* **Work request**
Please copy every line of the records below that holds the word "name".

Available data START

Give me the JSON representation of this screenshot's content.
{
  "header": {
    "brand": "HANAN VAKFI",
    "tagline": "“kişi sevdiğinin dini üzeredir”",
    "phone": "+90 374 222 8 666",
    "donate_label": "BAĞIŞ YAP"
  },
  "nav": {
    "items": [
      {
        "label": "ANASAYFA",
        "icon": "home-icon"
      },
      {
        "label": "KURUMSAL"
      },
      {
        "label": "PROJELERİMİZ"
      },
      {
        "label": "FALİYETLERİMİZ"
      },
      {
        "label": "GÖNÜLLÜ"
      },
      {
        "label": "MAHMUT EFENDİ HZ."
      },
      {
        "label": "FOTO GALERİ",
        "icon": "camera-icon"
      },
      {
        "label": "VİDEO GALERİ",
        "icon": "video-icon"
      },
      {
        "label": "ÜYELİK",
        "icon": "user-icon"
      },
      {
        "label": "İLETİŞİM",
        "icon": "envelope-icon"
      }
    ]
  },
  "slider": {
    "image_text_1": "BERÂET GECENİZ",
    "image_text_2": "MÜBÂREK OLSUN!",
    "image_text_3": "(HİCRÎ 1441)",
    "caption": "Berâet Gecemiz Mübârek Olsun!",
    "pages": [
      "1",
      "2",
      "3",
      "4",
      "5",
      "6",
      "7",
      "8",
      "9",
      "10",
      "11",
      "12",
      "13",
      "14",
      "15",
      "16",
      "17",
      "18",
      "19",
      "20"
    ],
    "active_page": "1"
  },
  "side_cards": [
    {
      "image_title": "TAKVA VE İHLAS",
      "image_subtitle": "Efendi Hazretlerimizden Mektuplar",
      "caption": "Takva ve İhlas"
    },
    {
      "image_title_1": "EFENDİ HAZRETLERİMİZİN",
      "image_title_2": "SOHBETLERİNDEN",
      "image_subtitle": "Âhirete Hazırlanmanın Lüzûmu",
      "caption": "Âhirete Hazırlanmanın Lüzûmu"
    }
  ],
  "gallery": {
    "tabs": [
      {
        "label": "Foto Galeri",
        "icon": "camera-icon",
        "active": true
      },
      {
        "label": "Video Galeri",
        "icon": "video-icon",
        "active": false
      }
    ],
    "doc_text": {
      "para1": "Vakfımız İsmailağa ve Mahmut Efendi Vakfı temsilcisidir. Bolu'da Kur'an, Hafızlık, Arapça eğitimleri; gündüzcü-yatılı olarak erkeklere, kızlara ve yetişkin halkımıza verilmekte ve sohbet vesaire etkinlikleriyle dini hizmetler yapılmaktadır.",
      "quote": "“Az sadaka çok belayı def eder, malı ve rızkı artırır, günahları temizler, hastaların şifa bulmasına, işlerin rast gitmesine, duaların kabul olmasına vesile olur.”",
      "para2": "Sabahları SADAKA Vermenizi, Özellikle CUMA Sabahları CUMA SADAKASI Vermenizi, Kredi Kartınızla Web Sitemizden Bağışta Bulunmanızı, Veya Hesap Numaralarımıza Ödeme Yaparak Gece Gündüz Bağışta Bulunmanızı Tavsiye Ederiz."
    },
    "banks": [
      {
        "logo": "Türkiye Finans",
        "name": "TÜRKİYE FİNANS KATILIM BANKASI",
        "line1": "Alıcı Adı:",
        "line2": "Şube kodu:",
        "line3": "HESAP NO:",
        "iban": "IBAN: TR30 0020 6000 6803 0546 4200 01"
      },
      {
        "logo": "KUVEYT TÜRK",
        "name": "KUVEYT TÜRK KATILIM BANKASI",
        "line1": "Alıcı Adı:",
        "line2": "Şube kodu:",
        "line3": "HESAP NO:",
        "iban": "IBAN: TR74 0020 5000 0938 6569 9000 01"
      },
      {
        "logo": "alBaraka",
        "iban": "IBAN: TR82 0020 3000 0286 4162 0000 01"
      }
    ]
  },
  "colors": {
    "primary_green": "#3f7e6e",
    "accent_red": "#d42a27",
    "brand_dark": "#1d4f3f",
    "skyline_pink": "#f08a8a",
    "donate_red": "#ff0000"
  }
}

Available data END

* **Result for this task**
        "name": "TÜRKİYE FİNANS KATILIM BANKASI",
        "name": "KUVEYT TÜRK KATILIM BANKASI",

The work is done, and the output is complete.